◆ **Work request**:
Provide only the number of lines in the data below that contain the string "image".

Excerpts from an interface dataset:
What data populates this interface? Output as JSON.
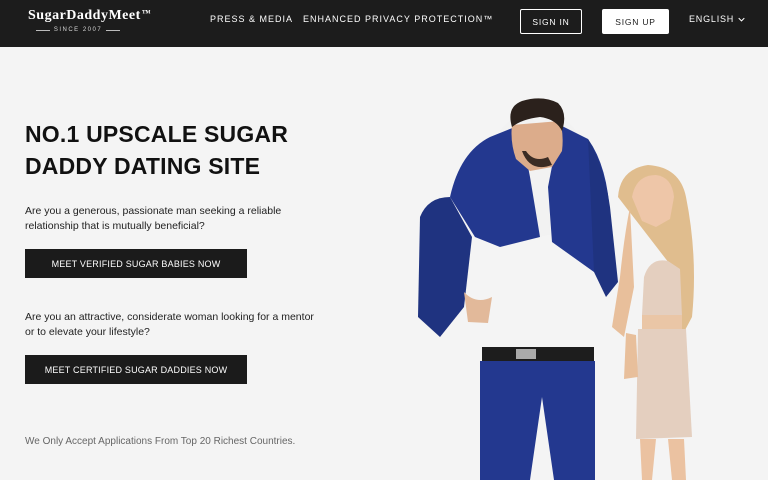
{
  "header": {
    "logo_main": "SugarDaddyMeet",
    "logo_tm": "™",
    "logo_sub": "SINCE 2007",
    "nav": [
      "PRESS & MEDIA",
      "ENHANCED PRIVACY PROTECTION™"
    ],
    "sign_in": "SIGN IN",
    "sign_up": "SIGN UP",
    "language": "ENGLISH"
  },
  "hero": {
    "headline_line1": "NO.1 UPSCALE SUGAR",
    "headline_line2": "DADDY DATING SITE",
    "men_question": "Are you a generous, passionate man seeking a reliable relationship that is mutually beneficial?",
    "men_cta": "MEET VERIFIED SUGAR BABIES NOW",
    "women_question": "Are you an attractive, considerate woman looking for a mentor or to elevate your lifestyle?",
    "women_cta": "MEET CERTIFIED SUGAR DADDIES NOW",
    "note": "We Only Accept Applications From Top 20 Richest Countries."
  },
  "colors": {
    "header_bg": "#1c1c1c",
    "page_bg": "#f4f4f4",
    "cta_bg": "#1b1b1b",
    "suit_blue": "#23388f"
  },
  "icons": {
    "language_dropdown": "chevron-down-icon"
  }
}
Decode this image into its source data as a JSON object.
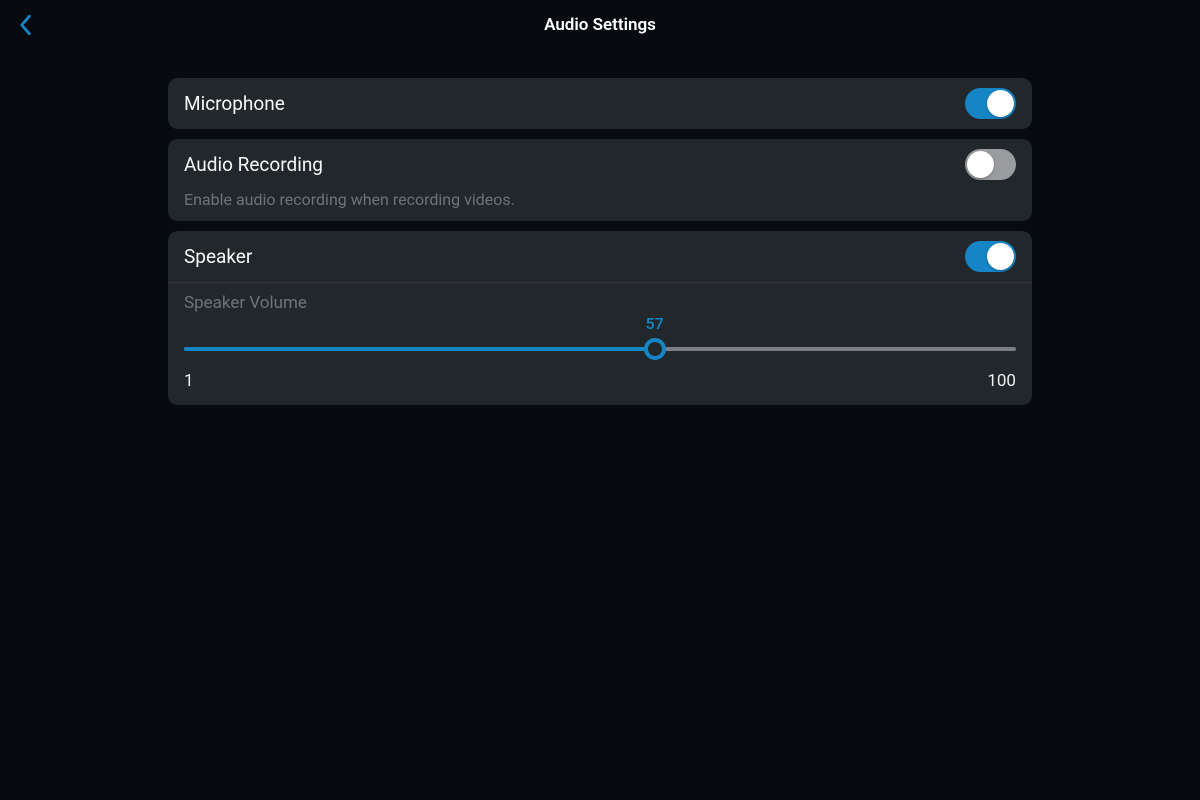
{
  "header": {
    "title": "Audio Settings"
  },
  "microphone": {
    "label": "Microphone",
    "enabled": true
  },
  "audio_recording": {
    "label": "Audio Recording",
    "description": "Enable audio recording when recording videos.",
    "enabled": false
  },
  "speaker": {
    "label": "Speaker",
    "enabled": true,
    "volume_label": "Speaker Volume",
    "volume_value": 57,
    "volume_min": 1,
    "volume_max": 100
  },
  "colors": {
    "accent": "#1585c5",
    "card_bg": "#22272c",
    "bg": "#070a0e"
  }
}
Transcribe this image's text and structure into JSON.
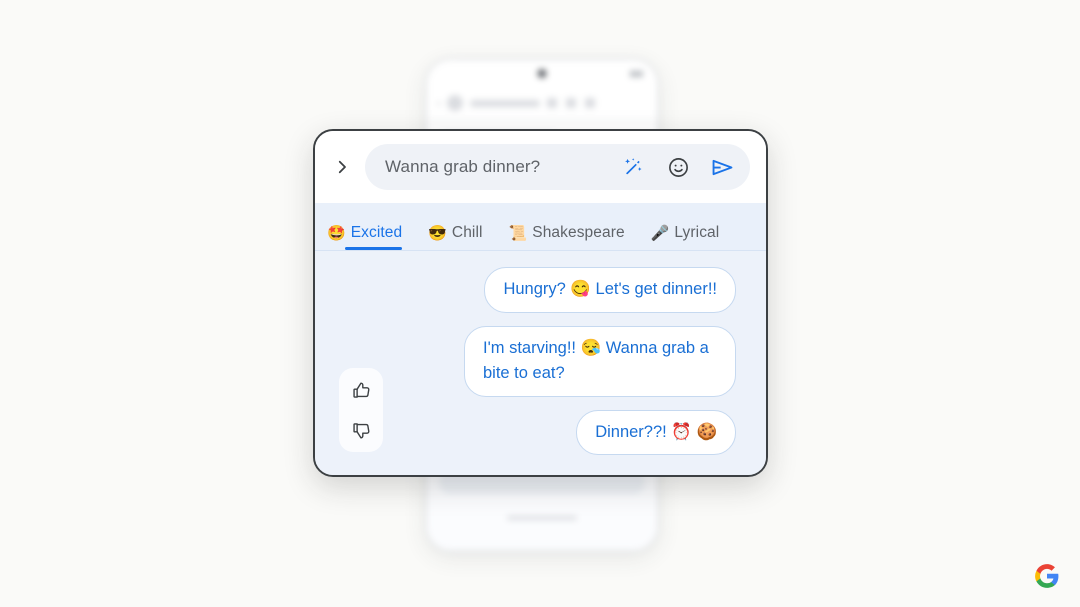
{
  "background_color": "#FAFAF8",
  "phone_mockup": {
    "name": "blurred-phone-conversation-mockup",
    "visible": true
  },
  "panel": {
    "border_color": "#3C4043",
    "background": "#EDF2FA"
  },
  "compose": {
    "expand_icon": "chevron-right-icon",
    "input_value": "Wanna grab dinner?",
    "input_placeholder": "Wanna grab dinner?",
    "actions": [
      {
        "name": "magic-wand-icon",
        "label": "Magic compose"
      },
      {
        "name": "emoji-icon",
        "label": "Emoji"
      },
      {
        "name": "send-icon",
        "label": "Send"
      }
    ],
    "accent_color": "#1A73E8"
  },
  "tabs": {
    "active_index": 0,
    "items": [
      {
        "emoji": "🤩",
        "label": "Excited",
        "icon_name": "star-struck-emoji"
      },
      {
        "emoji": "😎",
        "label": "Chill",
        "icon_name": "sunglasses-emoji"
      },
      {
        "emoji": "📜",
        "label": "Shakespeare",
        "icon_name": "scroll-emoji"
      },
      {
        "emoji": "🎤",
        "label": "Lyrical",
        "icon_name": "microphone-emoji"
      }
    ]
  },
  "suggestions": {
    "bubbles": [
      {
        "text": "Hungry? 😋 Let's get dinner!!"
      },
      {
        "text": "I'm starving!! 😪 Wanna grab a bite to eat?"
      },
      {
        "text": "Dinner??! ⏰ 🍪"
      }
    ],
    "text_color": "#1A6FD4",
    "border_color": "#C6D9F0"
  },
  "feedback": {
    "thumbs_up": "thumb-up-icon",
    "thumbs_down": "thumb-down-icon"
  },
  "branding": {
    "logo": "google-g-logo",
    "colors": {
      "blue": "#4285F4",
      "red": "#EA4335",
      "yellow": "#FBBC05",
      "green": "#34A853"
    }
  }
}
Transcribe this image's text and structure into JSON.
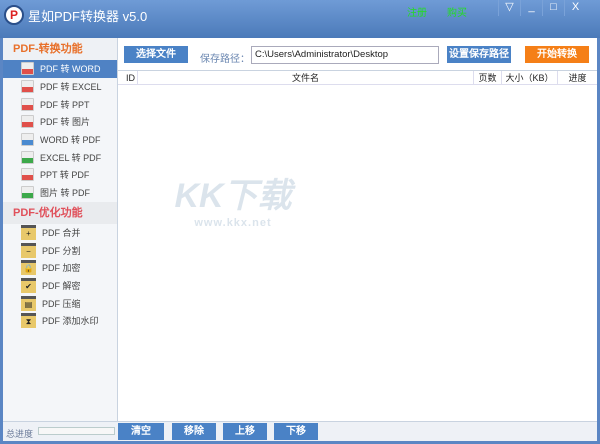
{
  "titlebar": {
    "logo": "P",
    "title": "星如PDF转换器 v5.0",
    "register": "注册",
    "buy": "购买",
    "menu_icon": "▽",
    "min_icon": "_",
    "max_icon": "□",
    "close_icon": "X"
  },
  "sidebar": {
    "section1": "PDF-转换功能",
    "convert_items": [
      {
        "label": "PDF 转 WORD",
        "icon": "pdf",
        "color": "#e0504a"
      },
      {
        "label": "PDF 转 EXCEL",
        "icon": "pdf",
        "color": "#e0504a"
      },
      {
        "label": "PDF 转 PPT",
        "icon": "pdf",
        "color": "#e0504a"
      },
      {
        "label": "PDF 转 图片",
        "icon": "pdf",
        "color": "#e0504a"
      },
      {
        "label": "WORD 转 PDF",
        "icon": "word",
        "color": "#4a8ad0"
      },
      {
        "label": "EXCEL 转 PDF",
        "icon": "excel",
        "color": "#3ca84a"
      },
      {
        "label": "PPT 转 PDF",
        "icon": "ppt",
        "color": "#e0504a"
      },
      {
        "label": "图片 转 PDF",
        "icon": "image",
        "color": "#3ca84a"
      }
    ],
    "section2": "PDF-优化功能",
    "optimize_items": [
      {
        "label": "PDF 合并",
        "glyph": "+"
      },
      {
        "label": "PDF 分割",
        "glyph": "−"
      },
      {
        "label": "PDF 加密",
        "glyph": "🔒"
      },
      {
        "label": "PDF 解密",
        "glyph": "✔"
      },
      {
        "label": "PDF 压缩",
        "glyph": "▤"
      },
      {
        "label": "PDF 添加水印",
        "glyph": "⧗"
      }
    ]
  },
  "toolbar": {
    "select_file": "选择文件",
    "save_path_label": "保存路径：",
    "save_path": "C:\\Users\\Administrator\\Desktop",
    "set_path": "设置保存路径",
    "start": "开始转换"
  },
  "table": {
    "columns": [
      "ID",
      "文件名",
      "页数",
      "大小（KB）",
      "进度"
    ]
  },
  "bottom": {
    "progress_label": "总进度",
    "progress": 0,
    "clear": "清空",
    "remove": "移除",
    "up": "上移",
    "down": "下移"
  },
  "watermark": {
    "big": "KK下载",
    "small": "www.kkx.net"
  },
  "colors": {
    "accent": "#4a82c6",
    "start": "#f57f17"
  }
}
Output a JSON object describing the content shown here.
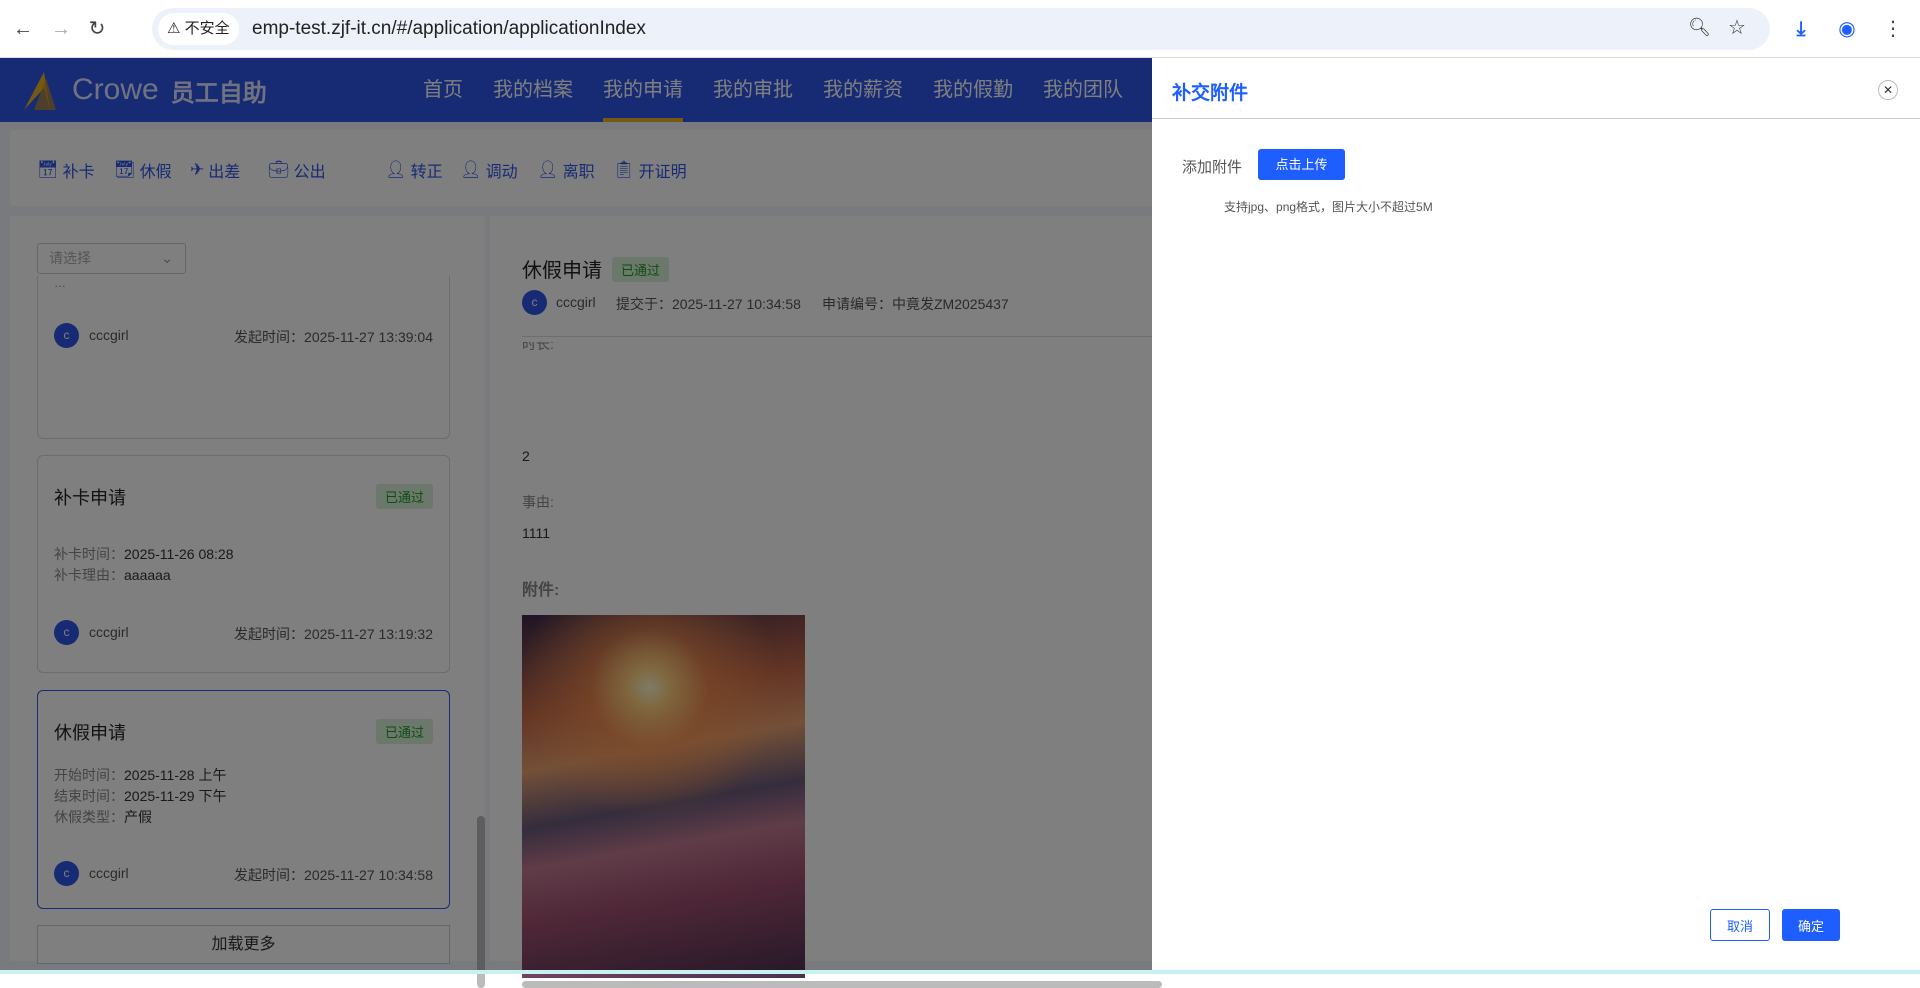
{
  "browser": {
    "security": "不安全",
    "url": "emp-test.zjf-it.cn/#/application/applicationIndex"
  },
  "header": {
    "brand": "Crowe",
    "brand_sub": "员工自助",
    "nav": [
      "首页",
      "我的档案",
      "我的申请",
      "我的审批",
      "我的薪资",
      "我的假勤",
      "我的团队"
    ],
    "active": "我的申请"
  },
  "toolbar": [
    "补卡",
    "休假",
    "出差",
    "公出",
    "转正",
    "调动",
    "离职",
    "开证明"
  ],
  "list": {
    "select_placeholder": "请选择",
    "partial_top_text": "…",
    "cards": [
      {
        "user": "cccgirl",
        "avatar": "c",
        "time_label": "发起时间：",
        "time": "2025-11-27 13:39:04"
      },
      {
        "title": "补卡申请",
        "status": "已通过",
        "fields": [
          {
            "label": "补卡时间：",
            "value": "2025-11-26 08:28"
          },
          {
            "label": "补卡理由：",
            "value": "aaaaaa"
          }
        ],
        "user": "cccgirl",
        "avatar": "c",
        "time_label": "发起时间：",
        "time": "2025-11-27 13:19:32"
      },
      {
        "title": "休假申请",
        "status": "已通过",
        "fields": [
          {
            "label": "开始时间：",
            "value": "2025-11-28 上午"
          },
          {
            "label": "结束时间：",
            "value": "2025-11-29 下午"
          },
          {
            "label": "休假类型：",
            "value": "产假"
          }
        ],
        "user": "cccgirl",
        "avatar": "c",
        "time_label": "发起时间：",
        "time": "2025-11-27 10:34:58"
      }
    ],
    "load_more": "加载更多"
  },
  "detail": {
    "title": "休假申请",
    "status": "已通过",
    "avatar": "c",
    "user": "cccgirl",
    "submitted": "提交于：2025-11-27 10:34:58",
    "number": "申请编号：中竟发ZM2025437",
    "duration_label": "时长:",
    "duration": "2",
    "reason_label": "事由:",
    "reason": "1111",
    "attachment_label": "附件:"
  },
  "modal": {
    "title": "补交附件",
    "add_label": "添加附件",
    "upload": "点击上传",
    "hint": "支持jpg、png格式，图片大小不超过5M",
    "cancel": "取消",
    "ok": "确定"
  },
  "colors": {
    "primary": "#1e5eff",
    "header": "#2f55e8",
    "success": "#1e9a26"
  }
}
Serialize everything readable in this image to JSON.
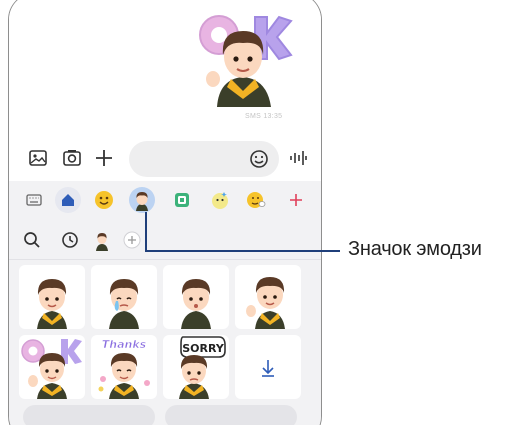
{
  "chat": {
    "timestamp": "SMS 13:35"
  },
  "keyboard": {
    "tabs": [
      {
        "icon": "keyboard-icon"
      },
      {
        "icon": "home-icon"
      },
      {
        "icon": "emoji-icon"
      },
      {
        "icon": "ar-emoji-icon",
        "selected": true
      },
      {
        "icon": "sticker-icon"
      },
      {
        "icon": "bitmoji-icon"
      },
      {
        "icon": "mojitok-icon"
      },
      {
        "icon": "add-icon"
      }
    ],
    "sub_tabs": [
      {
        "icon": "search-icon"
      },
      {
        "icon": "recent-icon"
      },
      {
        "icon": "avatar-icon"
      },
      {
        "icon": "add-icon"
      }
    ],
    "sticker_texts": {
      "thanks": "Thanks",
      "sorry": "SORRY"
    }
  },
  "callout": {
    "label": "Значок эмодзи"
  },
  "colors": {
    "accent": "#1f3f7a",
    "selected_tab": "#bcd3f2",
    "add_tab": "#e0405a"
  }
}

◆ **Task answer**:
5